▸ Exercise goal:
Every line below that includes the word "artist" needs to be copied.

Dataset rows for apps and sites
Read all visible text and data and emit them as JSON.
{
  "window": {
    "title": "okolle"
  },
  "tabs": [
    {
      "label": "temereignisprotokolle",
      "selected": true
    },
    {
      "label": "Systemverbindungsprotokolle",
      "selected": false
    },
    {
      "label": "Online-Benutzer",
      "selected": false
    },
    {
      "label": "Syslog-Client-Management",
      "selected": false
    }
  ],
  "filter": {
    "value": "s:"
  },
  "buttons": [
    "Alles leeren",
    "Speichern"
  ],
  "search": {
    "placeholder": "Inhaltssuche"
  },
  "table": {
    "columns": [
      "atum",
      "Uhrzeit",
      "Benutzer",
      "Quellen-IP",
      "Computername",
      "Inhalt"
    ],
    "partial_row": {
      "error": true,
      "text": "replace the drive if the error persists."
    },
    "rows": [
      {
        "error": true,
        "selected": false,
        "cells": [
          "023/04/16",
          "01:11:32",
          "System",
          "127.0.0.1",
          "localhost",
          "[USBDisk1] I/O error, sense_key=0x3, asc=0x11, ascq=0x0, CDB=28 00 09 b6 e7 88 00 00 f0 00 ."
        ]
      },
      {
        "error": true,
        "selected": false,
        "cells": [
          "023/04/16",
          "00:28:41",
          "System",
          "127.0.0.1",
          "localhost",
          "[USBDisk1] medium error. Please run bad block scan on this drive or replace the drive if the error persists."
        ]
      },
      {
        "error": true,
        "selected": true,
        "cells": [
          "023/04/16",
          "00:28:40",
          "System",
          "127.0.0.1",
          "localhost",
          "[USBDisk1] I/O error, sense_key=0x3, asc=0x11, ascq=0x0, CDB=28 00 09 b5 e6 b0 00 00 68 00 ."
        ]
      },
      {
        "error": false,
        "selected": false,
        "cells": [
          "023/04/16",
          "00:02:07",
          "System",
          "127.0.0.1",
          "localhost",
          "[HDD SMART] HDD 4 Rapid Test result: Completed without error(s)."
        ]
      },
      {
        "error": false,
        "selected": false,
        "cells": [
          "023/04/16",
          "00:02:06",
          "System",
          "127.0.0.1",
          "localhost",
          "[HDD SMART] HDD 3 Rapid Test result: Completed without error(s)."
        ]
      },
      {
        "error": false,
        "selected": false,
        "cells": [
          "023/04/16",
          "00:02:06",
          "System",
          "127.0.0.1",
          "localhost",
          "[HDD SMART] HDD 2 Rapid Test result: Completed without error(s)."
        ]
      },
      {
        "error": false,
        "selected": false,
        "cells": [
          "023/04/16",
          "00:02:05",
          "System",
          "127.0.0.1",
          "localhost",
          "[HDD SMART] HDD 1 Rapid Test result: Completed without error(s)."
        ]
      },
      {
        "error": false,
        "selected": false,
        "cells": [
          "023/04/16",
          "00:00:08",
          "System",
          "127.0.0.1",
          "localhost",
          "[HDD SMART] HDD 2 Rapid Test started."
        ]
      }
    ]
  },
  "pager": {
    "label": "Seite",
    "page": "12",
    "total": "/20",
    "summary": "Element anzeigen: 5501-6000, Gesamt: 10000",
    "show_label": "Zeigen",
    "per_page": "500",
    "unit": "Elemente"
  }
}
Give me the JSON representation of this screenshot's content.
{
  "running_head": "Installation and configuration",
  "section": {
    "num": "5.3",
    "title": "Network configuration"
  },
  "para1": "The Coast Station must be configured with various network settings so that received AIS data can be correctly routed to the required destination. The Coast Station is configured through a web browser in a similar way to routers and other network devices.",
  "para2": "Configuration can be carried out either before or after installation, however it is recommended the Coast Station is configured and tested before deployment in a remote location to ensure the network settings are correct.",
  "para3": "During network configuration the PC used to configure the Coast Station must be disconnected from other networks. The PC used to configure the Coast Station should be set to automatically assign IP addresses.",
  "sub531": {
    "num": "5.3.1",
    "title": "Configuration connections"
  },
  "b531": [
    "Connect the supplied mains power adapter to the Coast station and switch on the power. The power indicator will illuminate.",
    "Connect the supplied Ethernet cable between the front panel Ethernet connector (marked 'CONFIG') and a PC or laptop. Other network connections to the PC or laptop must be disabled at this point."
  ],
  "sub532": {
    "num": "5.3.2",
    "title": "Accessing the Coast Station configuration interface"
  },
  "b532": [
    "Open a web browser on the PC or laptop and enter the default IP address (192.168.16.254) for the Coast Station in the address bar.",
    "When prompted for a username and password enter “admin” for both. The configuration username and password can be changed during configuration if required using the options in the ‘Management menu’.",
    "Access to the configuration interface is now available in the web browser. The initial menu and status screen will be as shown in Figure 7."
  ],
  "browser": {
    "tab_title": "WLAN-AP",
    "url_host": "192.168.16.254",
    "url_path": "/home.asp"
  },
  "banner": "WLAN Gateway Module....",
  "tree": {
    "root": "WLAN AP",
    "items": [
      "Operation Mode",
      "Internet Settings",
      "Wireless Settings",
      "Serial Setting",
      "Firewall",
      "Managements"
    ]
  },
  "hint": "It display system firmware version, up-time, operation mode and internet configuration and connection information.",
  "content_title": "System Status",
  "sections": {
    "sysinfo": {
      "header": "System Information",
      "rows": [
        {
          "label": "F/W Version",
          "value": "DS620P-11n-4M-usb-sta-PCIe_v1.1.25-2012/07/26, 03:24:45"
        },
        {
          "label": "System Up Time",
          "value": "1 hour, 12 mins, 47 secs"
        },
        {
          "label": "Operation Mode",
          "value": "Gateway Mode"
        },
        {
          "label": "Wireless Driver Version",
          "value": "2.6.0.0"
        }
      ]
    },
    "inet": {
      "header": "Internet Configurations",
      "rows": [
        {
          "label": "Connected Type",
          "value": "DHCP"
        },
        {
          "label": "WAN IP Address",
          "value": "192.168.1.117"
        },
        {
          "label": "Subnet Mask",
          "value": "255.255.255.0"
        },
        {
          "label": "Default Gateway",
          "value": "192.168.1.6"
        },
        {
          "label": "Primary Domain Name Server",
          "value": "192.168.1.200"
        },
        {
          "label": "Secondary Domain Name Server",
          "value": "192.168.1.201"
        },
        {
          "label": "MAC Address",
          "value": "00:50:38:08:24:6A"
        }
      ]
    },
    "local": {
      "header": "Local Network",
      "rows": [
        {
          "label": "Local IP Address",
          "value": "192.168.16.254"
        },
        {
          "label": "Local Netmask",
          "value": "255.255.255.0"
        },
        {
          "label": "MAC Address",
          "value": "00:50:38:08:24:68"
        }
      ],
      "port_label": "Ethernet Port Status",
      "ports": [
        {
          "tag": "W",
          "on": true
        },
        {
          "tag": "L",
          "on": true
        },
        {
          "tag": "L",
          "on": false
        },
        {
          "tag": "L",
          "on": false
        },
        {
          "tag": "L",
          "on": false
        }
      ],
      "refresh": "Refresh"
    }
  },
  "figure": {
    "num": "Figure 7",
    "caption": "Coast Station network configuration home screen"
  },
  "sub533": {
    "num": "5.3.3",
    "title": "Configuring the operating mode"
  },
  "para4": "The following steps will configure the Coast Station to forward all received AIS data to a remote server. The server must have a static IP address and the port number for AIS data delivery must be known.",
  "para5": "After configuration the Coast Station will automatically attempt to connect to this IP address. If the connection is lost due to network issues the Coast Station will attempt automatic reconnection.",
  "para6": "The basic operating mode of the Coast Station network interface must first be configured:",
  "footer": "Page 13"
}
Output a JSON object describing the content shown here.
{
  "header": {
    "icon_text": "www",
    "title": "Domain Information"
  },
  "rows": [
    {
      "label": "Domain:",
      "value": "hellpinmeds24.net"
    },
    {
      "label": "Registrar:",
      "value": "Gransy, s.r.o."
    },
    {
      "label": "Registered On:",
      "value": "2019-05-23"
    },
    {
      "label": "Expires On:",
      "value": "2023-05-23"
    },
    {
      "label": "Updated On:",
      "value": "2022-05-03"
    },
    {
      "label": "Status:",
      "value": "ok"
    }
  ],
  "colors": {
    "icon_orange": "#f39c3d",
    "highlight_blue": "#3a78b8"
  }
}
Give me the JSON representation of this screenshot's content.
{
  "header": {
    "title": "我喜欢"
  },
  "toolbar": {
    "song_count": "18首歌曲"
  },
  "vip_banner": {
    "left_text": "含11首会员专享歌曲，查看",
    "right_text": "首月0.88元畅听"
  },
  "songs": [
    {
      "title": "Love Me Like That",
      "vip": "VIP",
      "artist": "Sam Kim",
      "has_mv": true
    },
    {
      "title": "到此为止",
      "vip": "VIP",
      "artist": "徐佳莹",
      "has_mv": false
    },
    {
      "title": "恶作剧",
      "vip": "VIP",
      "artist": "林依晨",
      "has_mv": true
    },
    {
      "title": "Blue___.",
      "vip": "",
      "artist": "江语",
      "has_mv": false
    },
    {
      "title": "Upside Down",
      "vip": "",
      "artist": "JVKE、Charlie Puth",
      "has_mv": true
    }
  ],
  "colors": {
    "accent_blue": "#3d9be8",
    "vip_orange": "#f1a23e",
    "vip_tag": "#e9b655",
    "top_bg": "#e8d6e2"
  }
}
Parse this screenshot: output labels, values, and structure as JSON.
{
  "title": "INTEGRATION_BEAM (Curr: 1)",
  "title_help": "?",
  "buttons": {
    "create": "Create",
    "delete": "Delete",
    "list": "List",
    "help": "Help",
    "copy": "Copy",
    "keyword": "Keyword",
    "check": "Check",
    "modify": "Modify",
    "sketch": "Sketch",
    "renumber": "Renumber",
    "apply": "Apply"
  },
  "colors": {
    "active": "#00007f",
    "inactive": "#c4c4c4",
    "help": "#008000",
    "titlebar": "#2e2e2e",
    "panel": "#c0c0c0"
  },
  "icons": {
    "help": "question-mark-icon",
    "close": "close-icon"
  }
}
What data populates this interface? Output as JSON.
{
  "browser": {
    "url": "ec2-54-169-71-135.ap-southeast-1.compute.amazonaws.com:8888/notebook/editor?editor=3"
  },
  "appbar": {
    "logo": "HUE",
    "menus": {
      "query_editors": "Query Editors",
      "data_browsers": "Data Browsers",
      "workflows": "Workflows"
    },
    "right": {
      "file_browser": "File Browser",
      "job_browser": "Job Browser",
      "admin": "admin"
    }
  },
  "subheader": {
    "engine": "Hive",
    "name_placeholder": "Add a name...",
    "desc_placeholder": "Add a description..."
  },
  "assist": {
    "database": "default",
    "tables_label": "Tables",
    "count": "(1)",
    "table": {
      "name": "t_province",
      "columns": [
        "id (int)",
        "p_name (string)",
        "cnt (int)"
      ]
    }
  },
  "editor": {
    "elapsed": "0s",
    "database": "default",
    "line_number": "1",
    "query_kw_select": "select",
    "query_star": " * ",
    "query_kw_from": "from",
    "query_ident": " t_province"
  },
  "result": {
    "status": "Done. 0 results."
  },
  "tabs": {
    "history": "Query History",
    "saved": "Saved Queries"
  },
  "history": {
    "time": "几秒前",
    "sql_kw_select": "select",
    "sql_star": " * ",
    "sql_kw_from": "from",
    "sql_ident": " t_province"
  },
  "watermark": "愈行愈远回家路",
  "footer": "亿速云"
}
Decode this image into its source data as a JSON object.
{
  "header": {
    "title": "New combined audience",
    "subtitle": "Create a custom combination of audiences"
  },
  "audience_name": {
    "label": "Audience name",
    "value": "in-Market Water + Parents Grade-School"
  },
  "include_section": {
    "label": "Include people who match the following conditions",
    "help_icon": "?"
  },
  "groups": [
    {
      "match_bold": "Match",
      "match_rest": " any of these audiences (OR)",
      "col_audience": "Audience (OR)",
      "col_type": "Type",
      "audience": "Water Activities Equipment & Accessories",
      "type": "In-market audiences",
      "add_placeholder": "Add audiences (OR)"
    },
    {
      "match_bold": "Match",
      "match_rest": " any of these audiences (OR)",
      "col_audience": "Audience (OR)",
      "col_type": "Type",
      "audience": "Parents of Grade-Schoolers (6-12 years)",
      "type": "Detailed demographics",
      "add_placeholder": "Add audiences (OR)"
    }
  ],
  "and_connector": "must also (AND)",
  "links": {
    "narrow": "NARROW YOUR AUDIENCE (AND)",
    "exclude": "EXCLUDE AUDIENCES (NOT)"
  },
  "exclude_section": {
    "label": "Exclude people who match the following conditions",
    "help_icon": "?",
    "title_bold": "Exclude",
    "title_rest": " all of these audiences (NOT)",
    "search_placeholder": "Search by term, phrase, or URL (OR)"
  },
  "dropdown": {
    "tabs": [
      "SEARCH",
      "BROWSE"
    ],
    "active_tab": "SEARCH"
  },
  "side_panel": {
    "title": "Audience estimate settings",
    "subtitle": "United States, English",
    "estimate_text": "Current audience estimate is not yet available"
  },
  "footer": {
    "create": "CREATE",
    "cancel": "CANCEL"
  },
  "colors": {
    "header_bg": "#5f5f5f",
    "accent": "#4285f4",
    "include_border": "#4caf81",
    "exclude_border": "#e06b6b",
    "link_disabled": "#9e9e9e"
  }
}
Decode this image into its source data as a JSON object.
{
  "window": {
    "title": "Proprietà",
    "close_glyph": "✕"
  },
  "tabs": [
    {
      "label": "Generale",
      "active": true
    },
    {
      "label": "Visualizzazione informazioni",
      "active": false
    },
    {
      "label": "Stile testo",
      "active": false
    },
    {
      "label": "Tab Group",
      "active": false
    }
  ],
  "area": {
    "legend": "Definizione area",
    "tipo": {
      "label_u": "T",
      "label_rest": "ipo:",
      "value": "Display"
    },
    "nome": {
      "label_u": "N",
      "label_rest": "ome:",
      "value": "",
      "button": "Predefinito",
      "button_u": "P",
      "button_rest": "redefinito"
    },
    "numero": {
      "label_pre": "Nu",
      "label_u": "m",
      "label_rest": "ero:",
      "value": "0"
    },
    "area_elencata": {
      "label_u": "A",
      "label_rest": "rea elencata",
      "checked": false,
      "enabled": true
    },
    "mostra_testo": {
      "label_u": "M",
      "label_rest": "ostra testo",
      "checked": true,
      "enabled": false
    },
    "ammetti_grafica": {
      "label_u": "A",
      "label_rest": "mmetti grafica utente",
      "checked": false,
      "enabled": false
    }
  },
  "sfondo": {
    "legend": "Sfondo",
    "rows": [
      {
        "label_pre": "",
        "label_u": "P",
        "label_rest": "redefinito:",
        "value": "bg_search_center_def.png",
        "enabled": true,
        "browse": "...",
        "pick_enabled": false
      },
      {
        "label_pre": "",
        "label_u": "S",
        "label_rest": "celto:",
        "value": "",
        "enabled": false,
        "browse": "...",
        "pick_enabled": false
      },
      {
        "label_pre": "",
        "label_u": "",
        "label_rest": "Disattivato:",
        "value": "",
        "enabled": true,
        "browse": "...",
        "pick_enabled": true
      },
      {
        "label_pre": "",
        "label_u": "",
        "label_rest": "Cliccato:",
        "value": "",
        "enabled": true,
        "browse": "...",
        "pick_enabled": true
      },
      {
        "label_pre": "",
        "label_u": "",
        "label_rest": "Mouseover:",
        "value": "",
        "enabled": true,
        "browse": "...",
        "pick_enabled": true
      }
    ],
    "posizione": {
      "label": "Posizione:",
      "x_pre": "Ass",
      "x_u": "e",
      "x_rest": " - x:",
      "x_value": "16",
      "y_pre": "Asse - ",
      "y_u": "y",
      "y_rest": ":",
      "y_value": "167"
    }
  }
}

▸ Written response:
      "artist": "Sam Kim",
      "artist": "徐佳莹",
      "artist": "林依晨",
      "artist": "江语",
      "artist": "JVKE、Charlie Puth",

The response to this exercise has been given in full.